More information about the exhibition-related programs is available at skirball.org.
Merchandise and Holiday Pop-Up Shop
From opening day of the exhibitions through January 4, Audrey’s Museum Store will present a Light & Noir holiday pop-up shop. In an environment designed to evoke a classic film noir set—including a femme fatale boudoir and detective’s office—visitors may choose from a stylish mix of vintage and contemporary fashions and accessories, as well as clever gifts, toys, bar accoutrements, home décor, and books. Available exclusively at the pop-up shop will be a limited-edition, vintage reproduction brooch and bracelet from famed costume jewelry house Miriam Haskell, as well as a line of chic merchandise inspired by the iconic noir visual of high-contrast black and white shadows.
LIGHT & NOIR: EXILES AND ÉMIGRÉS IN HOLLYWOOD, 1933–1950 AND ITS RELATED EDUCATIONAL PROGRAMS AT THE SKIRBALL CULTURAL CENTER ARE MADE POSSIBLE THROUGH THE GENEROUS SUPPORT OF THE FOLLOWING DONORS:
The David Berg Foundation
Max Factor Family Foundation
Consulate General of the Federal Republic of Germany, Los Angeles
Hillside Memorial Park and Mortuary
The Kallick Family in Memory of Sidney S. Kallick
Sharon and Mitchell Litt
Richard Orgell Family Foundation in Memory of Jack Karp
Margaret Black and John Ptak
Skirball Volunteer Service Council
Sony Pictures Entertainment
Lannette and Scott Turicchi
Ellen and Ken Ziffren
ADDITIONAL SUPPORT WAS PROVIDED BY:
Federal Chancellery of Austria
Jewish Community Foundation of Los Angeles
Anonymous in Memory of Edith Meyer
KCET Los Angeles magazine
About the Skirball
The Skirball Cultural Center is dedicated to exploring the connections between 4,000 years of Jewish heritage and the vitality of American democratic ideals. It welcomes and seeks to inspire people of every ethnic and cultural identity. Guided by our respective memories and experiences, together we aspire to build a society in which all of us can feel at home. The Skirball Cultural Center achieves its mission through educational programs that explore literary, visual, and performing arts from around the world; through the display and interpretation of its permanent collections and changing exhibitions; through an interactive family destination inspired by the Noah’s Ark story; and through outreach to the community.
Visiting the Skirball
The Skirball Cultural Center is located at 2701 N. Sepulveda Blvd., Los Angeles, CA 90049. Museum hours: Tuesday–Friday 12:00–5:00 p.m.; Saturday–Sunday 10:00 a.m.–5:00 p.m.; closed Mondays and holidays.
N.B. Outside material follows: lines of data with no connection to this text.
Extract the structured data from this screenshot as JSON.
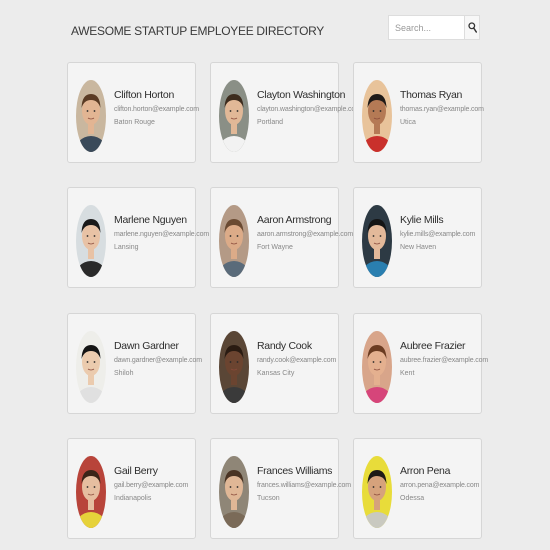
{
  "header": {
    "title": "AWESOME STARTUP EMPLOYEE DIRECTORY"
  },
  "search": {
    "placeholder": "Search...",
    "value": "",
    "button_icon": "magnifier-icon"
  },
  "employees": [
    {
      "name": "Clifton Horton",
      "email": "clifton.horton@example.com",
      "city": "Baton Rouge",
      "bg": "#c9b79f",
      "skin": "#e2b593",
      "hair": "#5a3b24",
      "shirt": "#3a4a5a"
    },
    {
      "name": "Clayton Washington",
      "email": "clayton.washington@example.com",
      "city": "Portland",
      "bg": "#8a8f86",
      "skin": "#e1b897",
      "hair": "#3d2c1e",
      "shirt": "#f2f2f2"
    },
    {
      "name": "Thomas Ryan",
      "email": "thomas.ryan@example.com",
      "city": "Utica",
      "bg": "#e8c39a",
      "skin": "#b57a55",
      "hair": "#1f1a17",
      "shirt": "#c9302c"
    },
    {
      "name": "Marlene Nguyen",
      "email": "marlene.nguyen@example.com",
      "city": "Lansing",
      "bg": "#d7dde0",
      "skin": "#e8c2a5",
      "hair": "#1a1a1a",
      "shirt": "#2a2a2a"
    },
    {
      "name": "Aaron Armstrong",
      "email": "aaron.armstrong@example.com",
      "city": "Fort Wayne",
      "bg": "#b49a86",
      "skin": "#dcab88",
      "hair": "#6a4a32",
      "shirt": "#5a6b7a"
    },
    {
      "name": "Kylie Mills",
      "email": "kylie.mills@example.com",
      "city": "New Haven",
      "bg": "#2d3a44",
      "skin": "#e3b99a",
      "hair": "#141414",
      "shirt": "#2a7fb0"
    },
    {
      "name": "Dawn Gardner",
      "email": "dawn.gardner@example.com",
      "city": "Shiloh",
      "bg": "#eeeeea",
      "skin": "#ebcbae",
      "hair": "#141414",
      "shirt": "#e0e0e0"
    },
    {
      "name": "Randy Cook",
      "email": "randy.cook@example.com",
      "city": "Kansas City",
      "bg": "#5a4636",
      "skin": "#6b4430",
      "hair": "#2a1b12",
      "shirt": "#3a3a3a"
    },
    {
      "name": "Aubree Frazier",
      "email": "aubree.frazier@example.com",
      "city": "Kent",
      "bg": "#d8a58a",
      "skin": "#e4b08f",
      "hair": "#6b3c22",
      "shirt": "#d6457a"
    },
    {
      "name": "Gail Berry",
      "email": "gail.berry@example.com",
      "city": "Indianapolis",
      "bg": "#b8443a",
      "skin": "#e6bea0",
      "hair": "#3a2418",
      "shirt": "#e6d23a"
    },
    {
      "name": "Frances Williams",
      "email": "frances.williams@example.com",
      "city": "Tucson",
      "bg": "#8f8677",
      "skin": "#e0b796",
      "hair": "#4a3424",
      "shirt": "#7a6a58"
    },
    {
      "name": "Arron Pena",
      "email": "arron.pena@example.com",
      "city": "Odessa",
      "bg": "#e8dc3a",
      "skin": "#d6a27c",
      "hair": "#1e1a16",
      "shirt": "#c9c9c0"
    }
  ]
}
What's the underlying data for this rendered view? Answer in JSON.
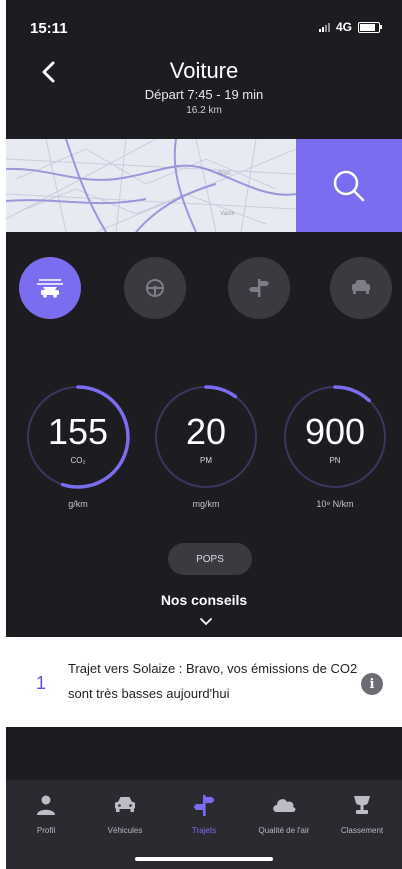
{
  "status": {
    "time": "15:11",
    "network": "4G"
  },
  "header": {
    "title": "Voiture",
    "subtitle": "Départ  7:45 - 19 min",
    "distance": "16.2 km"
  },
  "map": {
    "labels": [
      "Bron",
      "Vaulx"
    ]
  },
  "modes": [
    {
      "name": "car-fast",
      "active": true
    },
    {
      "name": "steering",
      "active": false
    },
    {
      "name": "signpost",
      "active": false
    },
    {
      "name": "car",
      "active": false
    }
  ],
  "gauges": [
    {
      "value": "155",
      "sub": "CO₂",
      "unit": "g/km",
      "level": 0.55
    },
    {
      "value": "20",
      "sub": "PM",
      "unit": "mg/km",
      "level": 0.1
    },
    {
      "value": "900",
      "sub": "PN",
      "unit": "10⁹ N/km",
      "level": 0.12
    }
  ],
  "pops_label": "POPS",
  "conseils_title": "Nos conseils",
  "tip": {
    "number": "1",
    "text": "Trajet vers Solaize : Bravo, vos émissions de CO2 sont très basses aujourd'hui",
    "info": "i"
  },
  "tabs": [
    {
      "label": "Profil",
      "icon": "person-icon",
      "active": false
    },
    {
      "label": "Véhicules",
      "icon": "car-icon",
      "active": false
    },
    {
      "label": "Trajets",
      "icon": "signpost-icon",
      "active": true
    },
    {
      "label": "Qualité de l'air",
      "icon": "cloud-icon",
      "active": false
    },
    {
      "label": "Classement",
      "icon": "trophy-icon",
      "active": false
    }
  ],
  "colors": {
    "accent": "#7a6df0",
    "background": "#1c1c21"
  }
}
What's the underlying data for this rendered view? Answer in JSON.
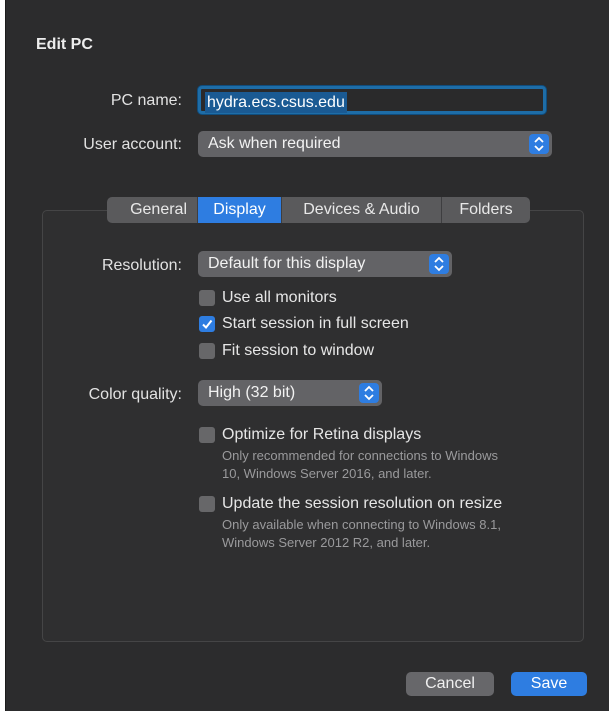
{
  "dialog": {
    "title": "Edit PC"
  },
  "pc_name": {
    "label": "PC name:",
    "value": "hydra.ecs.csus.edu"
  },
  "user_account": {
    "label": "User account:",
    "value": "Ask when required"
  },
  "tabs": [
    {
      "label": "General",
      "active": false
    },
    {
      "label": "Display",
      "active": true
    },
    {
      "label": "Devices & Audio",
      "active": false
    },
    {
      "label": "Folders",
      "active": false
    }
  ],
  "display": {
    "resolution": {
      "label": "Resolution:",
      "value": "Default for this display"
    },
    "use_all_monitors": {
      "label": "Use all monitors",
      "checked": false
    },
    "full_screen": {
      "label": "Start session in full screen",
      "checked": true
    },
    "fit_to_window": {
      "label": "Fit session to window",
      "checked": false
    },
    "color_quality": {
      "label": "Color quality:",
      "value": "High (32 bit)"
    },
    "retina": {
      "label": "Optimize for Retina displays",
      "checked": false,
      "hint_line1": "Only recommended for connections to Windows",
      "hint_line2": "10, Windows Server 2016, and later."
    },
    "resize": {
      "label": "Update the session resolution on resize",
      "checked": false,
      "hint_line1": "Only available when connecting to Windows 8.1,",
      "hint_line2": "Windows Server 2012 R2, and later."
    }
  },
  "buttons": {
    "cancel": "Cancel",
    "save": "Save"
  },
  "colors": {
    "accent": "#2e7de1",
    "background": "#2c2c2d"
  }
}
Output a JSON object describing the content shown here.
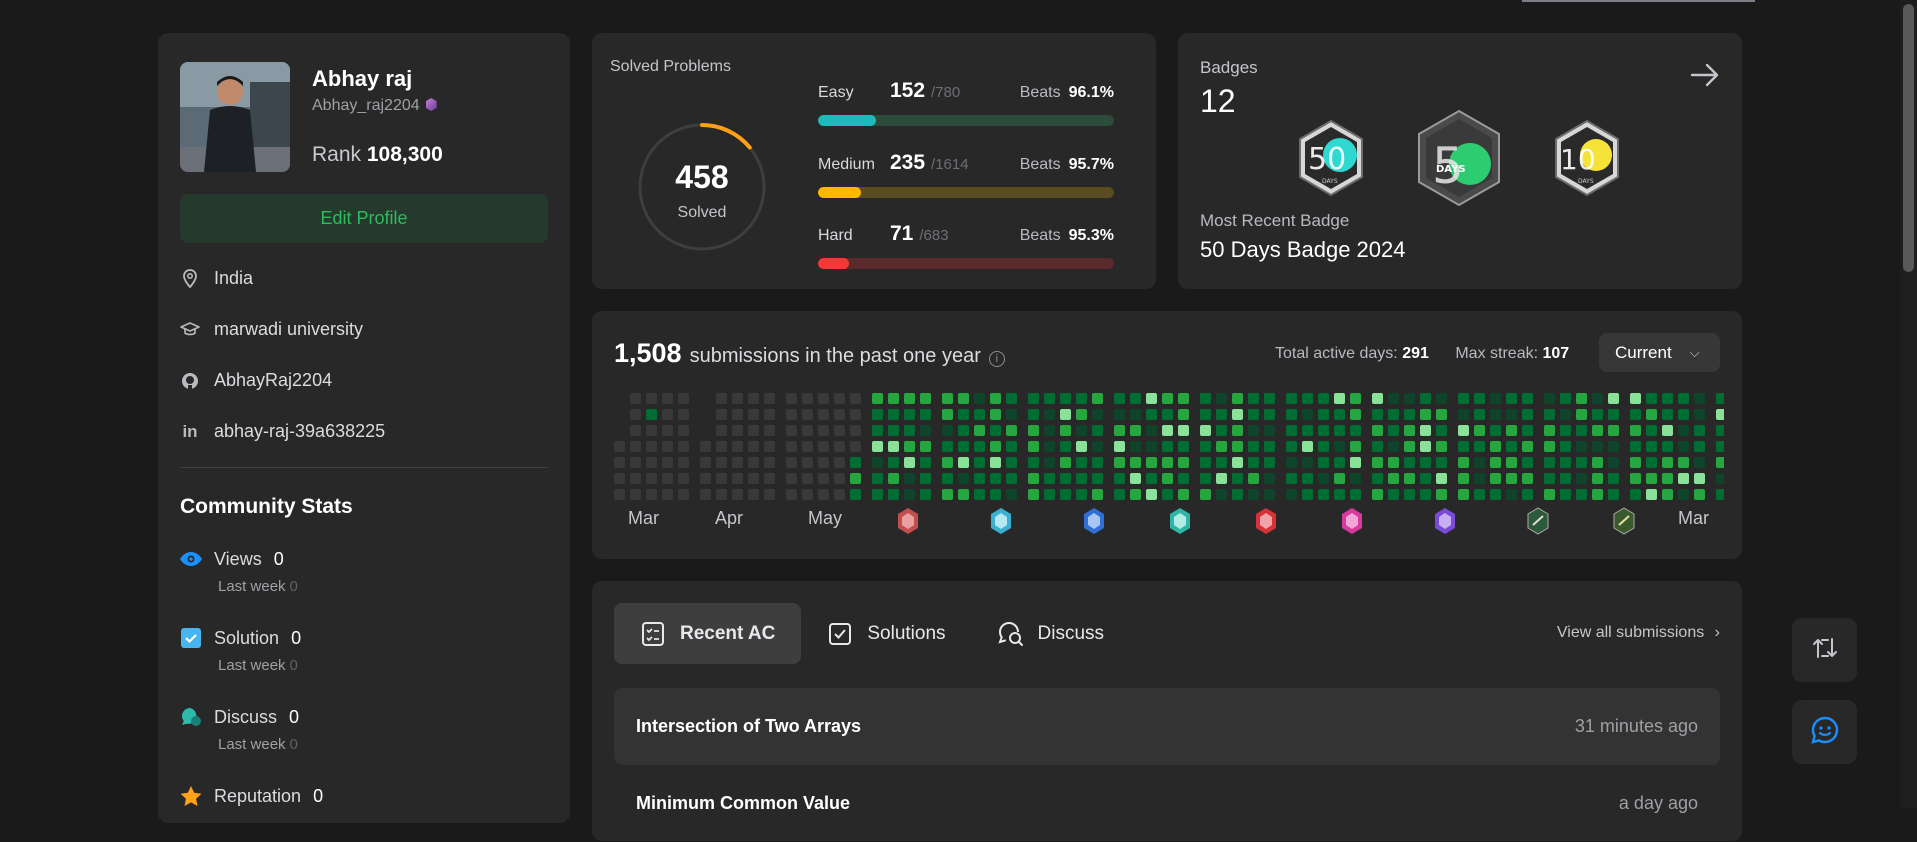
{
  "profile": {
    "name": "Abhay raj",
    "username": "Abhay_raj2204",
    "rank_label": "Rank",
    "rank_value": "108,300",
    "edit_label": "Edit Profile",
    "location": "India",
    "school": "marwadi university",
    "github": "AbhayRaj2204",
    "linkedin": "abhay-raj-39a638225"
  },
  "community": {
    "title": "Community Stats",
    "last_week_label": "Last week",
    "items": [
      {
        "label": "Views",
        "value": "0",
        "last_week": "0",
        "icon": "eye-icon",
        "color": "#1a90ff"
      },
      {
        "label": "Solution",
        "value": "0",
        "last_week": "0",
        "icon": "check-square-icon",
        "color": "#48b4f0"
      },
      {
        "label": "Discuss",
        "value": "0",
        "last_week": "0",
        "icon": "discuss-icon",
        "color": "#2cbbaa"
      },
      {
        "label": "Reputation",
        "value": "0",
        "icon": "star-icon",
        "color": "#ffa116"
      }
    ]
  },
  "solved": {
    "title": "Solved Problems",
    "total": "458",
    "total_label": "Solved",
    "total_fraction": 0.14,
    "beats_label": "Beats",
    "difficulties": [
      {
        "name": "Easy",
        "count": "152",
        "total": "/780",
        "beats": "96.1%",
        "fraction": 0.195,
        "color": "#1cbaba",
        "track": "#2b4b3b"
      },
      {
        "name": "Medium",
        "count": "235",
        "total": "/1614",
        "beats": "95.7%",
        "fraction": 0.146,
        "color": "#ffb700",
        "track": "#5a4c21"
      },
      {
        "name": "Hard",
        "count": "71",
        "total": "/683",
        "beats": "95.3%",
        "fraction": 0.104,
        "color": "#f63737",
        "track": "#5a2a2c"
      }
    ]
  },
  "badges": {
    "title": "Badges",
    "count": "12",
    "recent_label": "Most Recent Badge",
    "recent_name": "50 Days Badge 2024",
    "items": [
      {
        "icon": "50-days-badge-icon",
        "text": "50",
        "sub": "DAYS",
        "color": "#2fd8d0"
      },
      {
        "icon": "50-days-badge-2024-icon",
        "text": "5",
        "sub": "DAYS",
        "color": "#2ecc71"
      },
      {
        "icon": "100-days-badge-icon",
        "text": "10",
        "sub": "DAYS",
        "color": "#f5e33a"
      }
    ]
  },
  "heatmap": {
    "count": "1,508",
    "label": "submissions in the past one year",
    "info_icon": "i",
    "active_days_label": "Total active days:",
    "active_days": "291",
    "max_streak_label": "Max streak:",
    "max_streak": "107",
    "select_value": "Current",
    "months": [
      "Mar",
      "Apr",
      "May",
      "Mar"
    ],
    "colors": {
      "empty": "#393939",
      "l1": "#0e4429",
      "l2": "#006d32",
      "l3": "#26a641",
      "l4": "#8ae29a"
    }
  },
  "recent": {
    "tabs": [
      {
        "label": "Recent AC",
        "icon": "list-check-icon"
      },
      {
        "label": "Solutions",
        "icon": "checkbox-icon"
      },
      {
        "label": "Discuss",
        "icon": "discuss-search-icon"
      }
    ],
    "view_all": "View all submissions",
    "rows": [
      {
        "title": "Intersection of Two Arrays",
        "time": "31 minutes ago"
      },
      {
        "title": "Minimum Common Value",
        "time": "a day ago"
      }
    ]
  }
}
Admission to exhibitions: $10 General; $7 Seniors, Full-Time Students, and Children over 12; $5 Children 2–12. Exhibitions are always free to Skirball Members and Children under 2. Exhibitions are free to all visitors on Thursdays. For general information, the public may call (310) 440-4500 or visit skirball.org. The Skirball is also home to Zeidler’s Café, which serves innovative California cuisine in an elegant setting, and Audrey’s Museum Store, which sells books, contemporary art, music, jewelry, and more.